- Directions for this task
Where the records below have a line with "find", that line is to be copied.

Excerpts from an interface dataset
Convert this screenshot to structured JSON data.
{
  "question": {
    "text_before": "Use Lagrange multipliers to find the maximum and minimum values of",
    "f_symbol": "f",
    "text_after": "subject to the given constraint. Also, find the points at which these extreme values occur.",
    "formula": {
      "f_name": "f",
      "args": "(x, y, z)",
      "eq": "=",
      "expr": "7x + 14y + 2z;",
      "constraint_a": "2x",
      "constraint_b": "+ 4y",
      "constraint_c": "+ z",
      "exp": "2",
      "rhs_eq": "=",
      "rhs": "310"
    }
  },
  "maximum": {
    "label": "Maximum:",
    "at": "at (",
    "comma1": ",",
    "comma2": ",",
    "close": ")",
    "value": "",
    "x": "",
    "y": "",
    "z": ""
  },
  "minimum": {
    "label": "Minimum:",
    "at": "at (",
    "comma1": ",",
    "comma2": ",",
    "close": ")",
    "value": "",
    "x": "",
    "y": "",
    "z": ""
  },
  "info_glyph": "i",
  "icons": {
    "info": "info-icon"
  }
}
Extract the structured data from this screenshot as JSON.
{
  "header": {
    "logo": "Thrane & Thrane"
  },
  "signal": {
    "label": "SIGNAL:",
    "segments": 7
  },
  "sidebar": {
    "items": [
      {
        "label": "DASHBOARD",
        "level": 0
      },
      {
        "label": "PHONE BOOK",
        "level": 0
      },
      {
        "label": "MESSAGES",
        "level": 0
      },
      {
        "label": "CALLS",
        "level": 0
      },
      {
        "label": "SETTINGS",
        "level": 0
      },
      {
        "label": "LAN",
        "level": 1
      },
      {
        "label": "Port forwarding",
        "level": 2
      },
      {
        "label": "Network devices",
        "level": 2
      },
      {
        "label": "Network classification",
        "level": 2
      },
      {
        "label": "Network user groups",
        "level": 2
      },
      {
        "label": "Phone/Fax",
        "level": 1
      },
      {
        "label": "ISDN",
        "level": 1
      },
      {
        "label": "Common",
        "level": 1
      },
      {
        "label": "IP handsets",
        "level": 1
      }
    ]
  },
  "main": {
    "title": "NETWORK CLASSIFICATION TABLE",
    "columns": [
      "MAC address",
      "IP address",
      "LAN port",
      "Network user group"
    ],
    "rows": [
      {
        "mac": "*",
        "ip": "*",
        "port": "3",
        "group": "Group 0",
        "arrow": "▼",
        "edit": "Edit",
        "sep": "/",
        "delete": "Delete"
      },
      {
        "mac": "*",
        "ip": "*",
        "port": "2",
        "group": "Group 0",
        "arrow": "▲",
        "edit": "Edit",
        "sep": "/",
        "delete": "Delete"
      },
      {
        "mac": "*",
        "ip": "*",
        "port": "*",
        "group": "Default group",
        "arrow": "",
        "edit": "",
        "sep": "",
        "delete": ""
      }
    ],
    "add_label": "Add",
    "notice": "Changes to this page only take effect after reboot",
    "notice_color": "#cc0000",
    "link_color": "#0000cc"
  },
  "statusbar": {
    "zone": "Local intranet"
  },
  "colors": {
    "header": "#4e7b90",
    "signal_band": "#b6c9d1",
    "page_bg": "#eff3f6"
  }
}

- Written answer
    "text_before": "Use Lagrange multipliers to find the maximum and minimum values of",
    "text_after": "subject to the given constraint. Also, find the points at which these extreme values occur.",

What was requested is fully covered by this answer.